A “Frame” in AI is a type of knowledge representation structure. It encapsulates entities and situations into defined, reusable structures, thus simplifying data processing and information exchange within AI systems.


Think about how we tell stories. We have characters with certain attributes, and situations that hinge upon these attributes. Each “character” is a frame with attributes like name, age, or jobs. Each “situation” is another frame, like a birthday party, with attributes such as location and attendees. In AI, we use the concept of frames to represent and organize these stories in a similar way.

In-depth explanation

Frames in artificial intelligence (AI) are structures for representing stereotyped situations, like ’living room’ or ‘birthday party’. Frames are built around nodes which stand for objects or events, and are interconnected through fixed relationships or attributes, allowing knowledge to be hierarchically organized. They are an outgrowth of semantic networks, and alongside symbolic AI methods, such as logic and rules, form the basis of knowledge representation in AI.

Each frame contains fixed properties and variable slots, where the properties could be considered as the attributes or features of the entity or situation the frame represents. These properties or slots can in turn be filled by other frames, creating a complex interconnected web of knowledge. This approach allows to describe complex scenarios and relationships in an intuitive and manageable way, akin to object-oriented programming.
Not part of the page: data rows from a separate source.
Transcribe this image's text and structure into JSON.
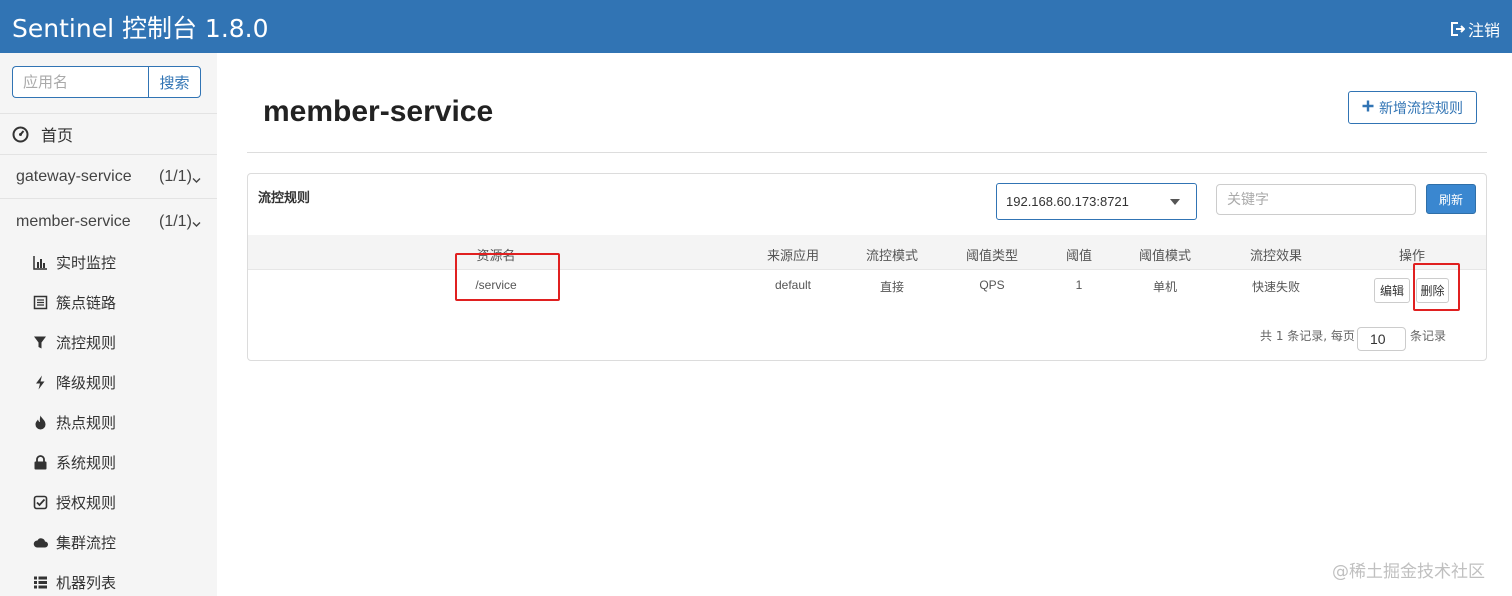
{
  "header": {
    "brand": "Sentinel 控制台 1.8.0",
    "logout_label": "注销",
    "bg_color": "#3174b4"
  },
  "sidebar": {
    "search_placeholder": "应用名",
    "search_button": "搜索",
    "home_label": "首页",
    "apps": [
      {
        "name": "gateway-service",
        "count": "(1/1)"
      },
      {
        "name": "member-service",
        "count": "(1/1)"
      }
    ],
    "sub_items": [
      {
        "label": "实时监控",
        "icon": "bar-chart-icon"
      },
      {
        "label": "簇点链路",
        "icon": "list-icon"
      },
      {
        "label": "流控规则",
        "icon": "filter-icon"
      },
      {
        "label": "降级规则",
        "icon": "flash-icon"
      },
      {
        "label": "热点规则",
        "icon": "fire-icon"
      },
      {
        "label": "系统规则",
        "icon": "lock-icon"
      },
      {
        "label": "授权规则",
        "icon": "check-icon"
      },
      {
        "label": "集群流控",
        "icon": "cloud-icon"
      },
      {
        "label": "机器列表",
        "icon": "th-list-icon"
      }
    ]
  },
  "main": {
    "page_title": "member-service",
    "add_button": "新增流控规则",
    "card_title": "流控规则",
    "machine_selected": "192.168.60.173:8721",
    "keyword_placeholder": "关键字",
    "refresh_button": "刷新",
    "columns": [
      "资源名",
      "来源应用",
      "流控模式",
      "阈值类型",
      "阈值",
      "阈值模式",
      "流控效果",
      "操作"
    ],
    "rows": [
      {
        "resource": "/service",
        "origin": "default",
        "mode": "直接",
        "grade": "QPS",
        "count": "1",
        "cluster_mode": "单机",
        "effect": "快速失败",
        "edit": "编辑",
        "delete": "删除"
      }
    ],
    "pager": {
      "prefix": "共 1 条记录, 每页",
      "page_size": "10",
      "suffix": "条记录"
    }
  },
  "watermark": "@稀土掘金技术社区",
  "accent_color": "#3174b4",
  "highlight_color": "#e02020"
}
As an example, consider ‘indoor scenes’ frame representing different variants of indoor situations. Different sub-frames like ’living room’, ‘kitchen’, ‘bedroom’ etc. may be attached to the ‘indoor scenes’ frame. The ’living room’ frame will have slots for the usual constituent parts of a living room such as ‘sofa’, ’television’, ‘coffee table’ etc.

Frames play a major role in research areas like Natural Language Processing (NLP) where understanding the context or ‘frame’ of the conversation is crucial. For instance, FrameNet project embodies this idea using frame semantic theory to map meaning in a structured way. Even object recognition models in computer vision can utilize the frame concept, analyzing not just isolated items, but their connections and contexts.
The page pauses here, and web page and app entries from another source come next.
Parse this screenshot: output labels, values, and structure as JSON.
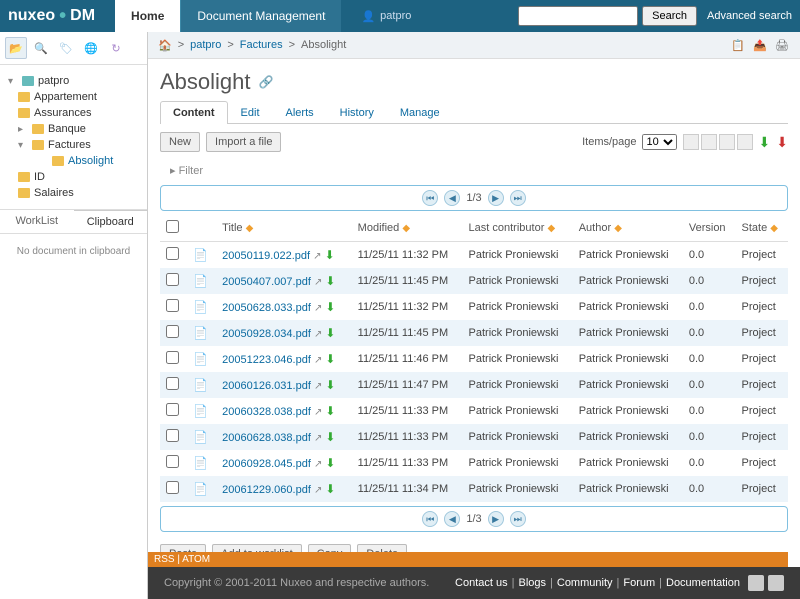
{
  "header": {
    "brand1": "nuxeo",
    "brand2": "DM",
    "tabs": [
      {
        "label": "Home",
        "active": true
      },
      {
        "label": "Document Management"
      }
    ],
    "user": "patpro",
    "search_btn": "Search",
    "adv_search": "Advanced search"
  },
  "tree": {
    "root": "patpro",
    "items": [
      "Appartement",
      "Assurances",
      "Banque",
      "Factures",
      "ID",
      "Salaires"
    ],
    "factures_child": "Absolight"
  },
  "side_bottom": {
    "tab1": "WorkList",
    "tab2": "Clipboard",
    "empty": "No document in clipboard"
  },
  "breadcrumb": {
    "p1": "patpro",
    "p2": "Factures",
    "p3": "Absolight"
  },
  "title": "Absolight",
  "content_tabs": [
    "Content",
    "Edit",
    "Alerts",
    "History",
    "Manage"
  ],
  "action_bar": {
    "new": "New",
    "import": "Import a file",
    "items_page": "Items/page",
    "items_page_val": "10"
  },
  "filter": "Filter",
  "pager": "1/3",
  "columns": {
    "title": "Title",
    "modified": "Modified",
    "contributor": "Last contributor",
    "author": "Author",
    "version": "Version",
    "state": "State"
  },
  "rows": [
    {
      "name": "20050119.022.pdf",
      "modified": "11/25/11 11:32 PM",
      "contrib": "Patrick Proniewski",
      "author": "Patrick Proniewski",
      "version": "0.0",
      "state": "Project"
    },
    {
      "name": "20050407.007.pdf",
      "modified": "11/25/11 11:45 PM",
      "contrib": "Patrick Proniewski",
      "author": "Patrick Proniewski",
      "version": "0.0",
      "state": "Project"
    },
    {
      "name": "20050628.033.pdf",
      "modified": "11/25/11 11:32 PM",
      "contrib": "Patrick Proniewski",
      "author": "Patrick Proniewski",
      "version": "0.0",
      "state": "Project"
    },
    {
      "name": "20050928.034.pdf",
      "modified": "11/25/11 11:45 PM",
      "contrib": "Patrick Proniewski",
      "author": "Patrick Proniewski",
      "version": "0.0",
      "state": "Project"
    },
    {
      "name": "20051223.046.pdf",
      "modified": "11/25/11 11:46 PM",
      "contrib": "Patrick Proniewski",
      "author": "Patrick Proniewski",
      "version": "0.0",
      "state": "Project"
    },
    {
      "name": "20060126.031.pdf",
      "modified": "11/25/11 11:47 PM",
      "contrib": "Patrick Proniewski",
      "author": "Patrick Proniewski",
      "version": "0.0",
      "state": "Project"
    },
    {
      "name": "20060328.038.pdf",
      "modified": "11/25/11 11:33 PM",
      "contrib": "Patrick Proniewski",
      "author": "Patrick Proniewski",
      "version": "0.0",
      "state": "Project"
    },
    {
      "name": "20060628.038.pdf",
      "modified": "11/25/11 11:33 PM",
      "contrib": "Patrick Proniewski",
      "author": "Patrick Proniewski",
      "version": "0.0",
      "state": "Project"
    },
    {
      "name": "20060928.045.pdf",
      "modified": "11/25/11 11:33 PM",
      "contrib": "Patrick Proniewski",
      "author": "Patrick Proniewski",
      "version": "0.0",
      "state": "Project"
    },
    {
      "name": "20061229.060.pdf",
      "modified": "11/25/11 11:34 PM",
      "contrib": "Patrick Proniewski",
      "author": "Patrick Proniewski",
      "version": "0.0",
      "state": "Project"
    }
  ],
  "bottom_btns": {
    "paste": "Paste",
    "worklist": "Add to worklist",
    "copy": "Copy",
    "delete": "Delete"
  },
  "rss": "RSS | ATOM",
  "footer": {
    "copyright": "Copyright © 2001-2011 Nuxeo and respective authors.",
    "links": [
      "Contact us",
      "Blogs",
      "Community",
      "Forum",
      "Documentation"
    ]
  }
}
Frames have their limitations as well, such as inability to handle ambiguous queries and unexpected situations since they are designed for specific stereotypical situations. To overcome these shortcomings, AI systems often deploy a combination of frames along with other strategies like rule-based systems, ontology, bayesian networks etc.

Despite their limitations, frames provide a simple, intuitive, and flexible means of representing and reasoning with knowledge in AI, and they remain a key tool in the AI practitioner’s toolkit.

Semantic Networks, Knowledge Representation, Object-Oriented Programming, Natural Language Processing (NLP),, Frame Semantic Theory, FrameNet, Contextual Understanding